WHAT YOU ARE ASKED TO DO:
Look through the data below and return each line where "yang" appears.

++++ DATA SUPPLIED

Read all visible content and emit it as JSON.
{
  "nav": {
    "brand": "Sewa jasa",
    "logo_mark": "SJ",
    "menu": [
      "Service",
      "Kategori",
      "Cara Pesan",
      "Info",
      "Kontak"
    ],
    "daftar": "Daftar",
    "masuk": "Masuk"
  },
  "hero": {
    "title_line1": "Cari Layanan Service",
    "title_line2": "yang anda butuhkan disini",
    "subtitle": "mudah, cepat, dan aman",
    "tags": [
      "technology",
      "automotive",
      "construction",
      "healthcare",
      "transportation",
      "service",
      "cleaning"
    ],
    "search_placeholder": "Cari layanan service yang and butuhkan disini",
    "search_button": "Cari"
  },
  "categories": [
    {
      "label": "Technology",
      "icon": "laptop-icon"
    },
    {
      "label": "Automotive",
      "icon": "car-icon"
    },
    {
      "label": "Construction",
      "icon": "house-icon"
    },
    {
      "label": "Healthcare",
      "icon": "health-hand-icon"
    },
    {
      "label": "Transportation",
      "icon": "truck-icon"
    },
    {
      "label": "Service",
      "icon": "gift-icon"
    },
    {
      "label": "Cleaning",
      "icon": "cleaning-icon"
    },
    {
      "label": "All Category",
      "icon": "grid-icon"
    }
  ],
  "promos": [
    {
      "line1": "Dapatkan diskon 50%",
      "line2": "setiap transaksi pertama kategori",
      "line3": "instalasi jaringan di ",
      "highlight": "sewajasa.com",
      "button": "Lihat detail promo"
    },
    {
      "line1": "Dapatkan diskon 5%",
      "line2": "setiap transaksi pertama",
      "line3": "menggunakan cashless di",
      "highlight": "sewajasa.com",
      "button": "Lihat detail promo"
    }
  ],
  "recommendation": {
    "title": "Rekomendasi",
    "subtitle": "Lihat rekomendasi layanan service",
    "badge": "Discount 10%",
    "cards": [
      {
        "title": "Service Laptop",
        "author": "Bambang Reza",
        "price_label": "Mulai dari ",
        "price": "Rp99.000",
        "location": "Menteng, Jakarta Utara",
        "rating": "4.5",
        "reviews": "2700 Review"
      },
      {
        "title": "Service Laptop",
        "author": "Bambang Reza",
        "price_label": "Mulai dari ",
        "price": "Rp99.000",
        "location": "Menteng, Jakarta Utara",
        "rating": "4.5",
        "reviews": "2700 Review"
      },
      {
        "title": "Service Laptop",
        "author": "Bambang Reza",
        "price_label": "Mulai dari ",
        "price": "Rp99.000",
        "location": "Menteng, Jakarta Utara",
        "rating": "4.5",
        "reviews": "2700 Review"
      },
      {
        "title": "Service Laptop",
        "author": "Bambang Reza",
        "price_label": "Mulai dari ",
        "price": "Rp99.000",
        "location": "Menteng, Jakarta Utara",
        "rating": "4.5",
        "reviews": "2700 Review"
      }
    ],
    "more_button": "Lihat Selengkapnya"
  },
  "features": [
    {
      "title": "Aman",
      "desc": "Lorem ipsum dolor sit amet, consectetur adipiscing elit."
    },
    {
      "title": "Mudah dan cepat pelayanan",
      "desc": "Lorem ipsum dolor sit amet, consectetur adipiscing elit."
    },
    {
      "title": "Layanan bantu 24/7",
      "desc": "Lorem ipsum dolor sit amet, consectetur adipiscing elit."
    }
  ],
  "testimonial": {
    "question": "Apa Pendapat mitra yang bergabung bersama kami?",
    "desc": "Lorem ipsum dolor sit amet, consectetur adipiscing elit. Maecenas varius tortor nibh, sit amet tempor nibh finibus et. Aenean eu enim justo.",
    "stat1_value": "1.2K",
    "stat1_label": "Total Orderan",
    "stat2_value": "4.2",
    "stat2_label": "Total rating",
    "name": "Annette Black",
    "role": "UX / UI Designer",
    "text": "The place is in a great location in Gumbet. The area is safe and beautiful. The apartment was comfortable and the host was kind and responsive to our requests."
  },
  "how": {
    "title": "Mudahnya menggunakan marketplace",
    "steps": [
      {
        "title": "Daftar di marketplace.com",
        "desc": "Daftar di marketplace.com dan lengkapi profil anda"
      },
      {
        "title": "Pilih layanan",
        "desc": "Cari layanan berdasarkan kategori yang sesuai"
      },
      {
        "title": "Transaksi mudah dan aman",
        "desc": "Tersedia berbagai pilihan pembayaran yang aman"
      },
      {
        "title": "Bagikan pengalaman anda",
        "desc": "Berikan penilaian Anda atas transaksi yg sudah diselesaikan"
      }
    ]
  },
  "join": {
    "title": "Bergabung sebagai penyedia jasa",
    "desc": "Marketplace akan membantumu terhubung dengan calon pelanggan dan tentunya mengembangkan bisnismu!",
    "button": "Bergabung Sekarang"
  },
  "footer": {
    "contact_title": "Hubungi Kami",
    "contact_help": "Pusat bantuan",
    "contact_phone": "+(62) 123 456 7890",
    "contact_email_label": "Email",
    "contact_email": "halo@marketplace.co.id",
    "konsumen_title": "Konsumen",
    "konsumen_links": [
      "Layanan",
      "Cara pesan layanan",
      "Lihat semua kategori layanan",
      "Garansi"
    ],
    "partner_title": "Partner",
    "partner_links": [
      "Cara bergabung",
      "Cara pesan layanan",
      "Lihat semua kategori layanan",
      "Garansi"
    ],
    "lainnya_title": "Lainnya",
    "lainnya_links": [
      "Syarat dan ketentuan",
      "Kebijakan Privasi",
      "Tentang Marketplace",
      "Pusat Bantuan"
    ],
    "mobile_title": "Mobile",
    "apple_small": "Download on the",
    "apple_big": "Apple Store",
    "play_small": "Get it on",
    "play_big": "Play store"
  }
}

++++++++

YOUR SOLUTION:
    "title_line2": "yang anda butuhkan disini",
    "search_placeholder": "Cari layanan service yang and butuhkan disini",
    "question": "Apa Pendapat mitra yang bergabung bersama kami?",
        "desc": "Cari layanan berdasarkan kategori yang sesuai"
        "desc": "Tersedia berbagai pilihan pembayaran yang aman"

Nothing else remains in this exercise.